“We thrive on taming the complexities of ice,” says Shintaro Okamoto of his artist collective and the uniquely ephemeral medium he has worked to master since childhood. The son of an ice sculptor, Okamoto grew up with the craft, but went on to study painting and medicine at Brown University instead. While Okamoto’s decision to devote his career to ice sculpting may then appear tangential (albeit nostalgic), his chosen route is actually the precise convergence of his academic background. In his Queens-based studio founded in 2003, artists take to ice blocks like surgeons, yielding incredible detail from chain saws and ice picks.

© Amanda Suarez/Culture Trip
© Amanda Suarez/Culture Trip

Something of a novelty medium, ice sculpting has accrued a commercial appeal—but its origins are rooted in historic practicality. According to the BBC, the practice of sculpting ice into abodes (commonly known as “igloos”) dates back approximately 4,000 years across Canada, Alaska, and Greenland. Fast forward to the imperative role that ice has played in food preservation. As early as 600 B.C., Chinese farmers froze water in their fields to create ice blocks that preserved perishable ingredients.
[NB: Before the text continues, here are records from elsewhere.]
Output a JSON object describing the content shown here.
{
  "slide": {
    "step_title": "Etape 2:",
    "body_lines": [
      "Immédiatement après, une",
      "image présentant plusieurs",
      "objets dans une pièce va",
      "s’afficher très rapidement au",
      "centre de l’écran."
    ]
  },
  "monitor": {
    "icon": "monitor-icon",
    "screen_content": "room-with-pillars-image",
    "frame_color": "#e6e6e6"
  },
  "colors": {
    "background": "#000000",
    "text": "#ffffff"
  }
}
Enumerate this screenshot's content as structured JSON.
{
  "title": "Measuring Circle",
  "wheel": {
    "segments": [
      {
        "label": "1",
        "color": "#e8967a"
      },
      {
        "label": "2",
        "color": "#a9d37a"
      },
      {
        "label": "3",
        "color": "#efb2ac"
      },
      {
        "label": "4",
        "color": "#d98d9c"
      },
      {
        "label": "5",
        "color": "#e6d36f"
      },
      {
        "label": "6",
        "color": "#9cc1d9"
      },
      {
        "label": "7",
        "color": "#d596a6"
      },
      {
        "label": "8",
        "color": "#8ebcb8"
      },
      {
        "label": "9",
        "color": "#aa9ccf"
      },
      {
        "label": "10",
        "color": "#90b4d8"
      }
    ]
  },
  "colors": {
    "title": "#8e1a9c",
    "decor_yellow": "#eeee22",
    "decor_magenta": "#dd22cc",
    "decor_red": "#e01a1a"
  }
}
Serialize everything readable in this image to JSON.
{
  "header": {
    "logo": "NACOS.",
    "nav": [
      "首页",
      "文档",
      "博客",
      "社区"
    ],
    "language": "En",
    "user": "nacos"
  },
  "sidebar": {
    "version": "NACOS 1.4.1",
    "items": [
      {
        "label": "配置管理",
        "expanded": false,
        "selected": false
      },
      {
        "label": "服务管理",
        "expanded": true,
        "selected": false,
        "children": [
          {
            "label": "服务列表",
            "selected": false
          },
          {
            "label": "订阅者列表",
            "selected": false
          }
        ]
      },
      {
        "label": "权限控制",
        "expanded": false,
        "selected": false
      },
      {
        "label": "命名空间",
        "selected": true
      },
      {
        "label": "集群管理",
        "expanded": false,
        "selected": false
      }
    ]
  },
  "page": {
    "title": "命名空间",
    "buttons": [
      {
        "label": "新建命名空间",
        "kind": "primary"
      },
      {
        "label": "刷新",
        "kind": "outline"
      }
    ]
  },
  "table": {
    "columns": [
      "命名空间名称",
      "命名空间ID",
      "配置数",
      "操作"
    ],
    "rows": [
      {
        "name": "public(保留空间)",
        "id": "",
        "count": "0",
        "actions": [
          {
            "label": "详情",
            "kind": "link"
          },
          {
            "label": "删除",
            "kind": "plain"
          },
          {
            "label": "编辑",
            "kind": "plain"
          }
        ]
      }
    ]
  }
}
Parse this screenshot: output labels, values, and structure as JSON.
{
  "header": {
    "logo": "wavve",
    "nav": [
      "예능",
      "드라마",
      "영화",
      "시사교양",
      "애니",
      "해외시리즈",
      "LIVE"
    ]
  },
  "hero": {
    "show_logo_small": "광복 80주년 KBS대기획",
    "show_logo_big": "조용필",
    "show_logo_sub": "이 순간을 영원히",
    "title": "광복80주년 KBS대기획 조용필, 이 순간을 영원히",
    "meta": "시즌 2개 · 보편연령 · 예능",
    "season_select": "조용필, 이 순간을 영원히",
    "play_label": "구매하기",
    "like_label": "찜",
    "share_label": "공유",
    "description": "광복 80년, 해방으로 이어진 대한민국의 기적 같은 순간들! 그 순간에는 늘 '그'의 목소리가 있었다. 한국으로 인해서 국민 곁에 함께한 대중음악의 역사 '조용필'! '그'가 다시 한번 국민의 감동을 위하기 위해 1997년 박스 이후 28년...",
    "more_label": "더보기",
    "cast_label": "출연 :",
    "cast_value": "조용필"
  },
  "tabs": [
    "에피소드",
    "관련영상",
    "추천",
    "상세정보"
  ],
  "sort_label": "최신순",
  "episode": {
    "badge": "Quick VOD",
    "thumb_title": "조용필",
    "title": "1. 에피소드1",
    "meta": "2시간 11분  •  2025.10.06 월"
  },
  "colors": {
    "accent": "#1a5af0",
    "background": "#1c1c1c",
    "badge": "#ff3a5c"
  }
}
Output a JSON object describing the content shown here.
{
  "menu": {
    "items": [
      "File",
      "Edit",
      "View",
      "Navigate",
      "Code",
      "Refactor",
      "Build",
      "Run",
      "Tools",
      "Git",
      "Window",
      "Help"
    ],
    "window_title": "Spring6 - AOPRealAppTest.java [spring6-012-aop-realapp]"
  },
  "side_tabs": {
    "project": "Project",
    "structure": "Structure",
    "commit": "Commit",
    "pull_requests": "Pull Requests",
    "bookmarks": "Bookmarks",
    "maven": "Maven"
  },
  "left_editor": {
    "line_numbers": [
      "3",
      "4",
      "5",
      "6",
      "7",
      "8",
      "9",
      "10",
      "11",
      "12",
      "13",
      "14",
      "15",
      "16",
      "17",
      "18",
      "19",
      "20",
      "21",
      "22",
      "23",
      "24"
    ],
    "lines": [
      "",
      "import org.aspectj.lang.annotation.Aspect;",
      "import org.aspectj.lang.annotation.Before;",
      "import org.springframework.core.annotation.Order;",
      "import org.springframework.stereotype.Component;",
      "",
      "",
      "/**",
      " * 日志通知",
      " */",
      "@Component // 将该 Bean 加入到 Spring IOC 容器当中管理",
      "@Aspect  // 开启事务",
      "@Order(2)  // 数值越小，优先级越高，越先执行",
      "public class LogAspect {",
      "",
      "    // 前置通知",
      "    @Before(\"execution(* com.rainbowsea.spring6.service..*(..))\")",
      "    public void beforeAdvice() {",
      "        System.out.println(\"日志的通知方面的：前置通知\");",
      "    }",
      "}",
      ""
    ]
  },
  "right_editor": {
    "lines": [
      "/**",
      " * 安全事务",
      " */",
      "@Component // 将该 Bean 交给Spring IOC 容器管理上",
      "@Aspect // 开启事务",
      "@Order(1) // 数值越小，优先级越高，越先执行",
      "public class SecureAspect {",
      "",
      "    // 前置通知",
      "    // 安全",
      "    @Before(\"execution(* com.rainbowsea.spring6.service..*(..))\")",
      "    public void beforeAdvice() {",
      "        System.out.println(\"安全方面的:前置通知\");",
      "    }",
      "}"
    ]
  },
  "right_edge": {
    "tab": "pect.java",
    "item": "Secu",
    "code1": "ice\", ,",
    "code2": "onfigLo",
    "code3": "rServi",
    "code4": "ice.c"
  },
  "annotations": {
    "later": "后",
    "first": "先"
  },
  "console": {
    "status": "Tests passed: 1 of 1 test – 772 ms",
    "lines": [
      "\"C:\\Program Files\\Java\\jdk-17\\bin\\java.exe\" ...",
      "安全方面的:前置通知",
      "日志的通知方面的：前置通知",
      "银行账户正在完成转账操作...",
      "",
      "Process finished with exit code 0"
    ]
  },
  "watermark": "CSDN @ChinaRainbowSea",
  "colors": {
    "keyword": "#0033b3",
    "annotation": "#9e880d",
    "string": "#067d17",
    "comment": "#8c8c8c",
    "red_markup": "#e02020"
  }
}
Written records indicate that ancient Roman and Indian civilizations mixed ice with sweets and fruits (think early ice creams and sorbets).

© Amanda Suarez/Culture Trip
© Amanda Suarez/Culture Trip

From necessity, ice evolved into an art form in various capacities around the world. Captivated by the ice’s purity and evanescence, Okamoto Studio collaborates with major fashion labels, food and drink brands, and fellow artists to augment city streets and private events with arresting artworks that transform each space. Okamoto plans and designs each commission, and with his artists, forges an expansive variety of striking sculptures.

© Twelve Magazine | © Twelve Magazine. Courtesy of Shintaro Okamoto
© Shintaro Okamoto

Today, Okamoto Studio works to upgrade public spaces and enhance special occasions with art to match: stunning, memorable, and temporary.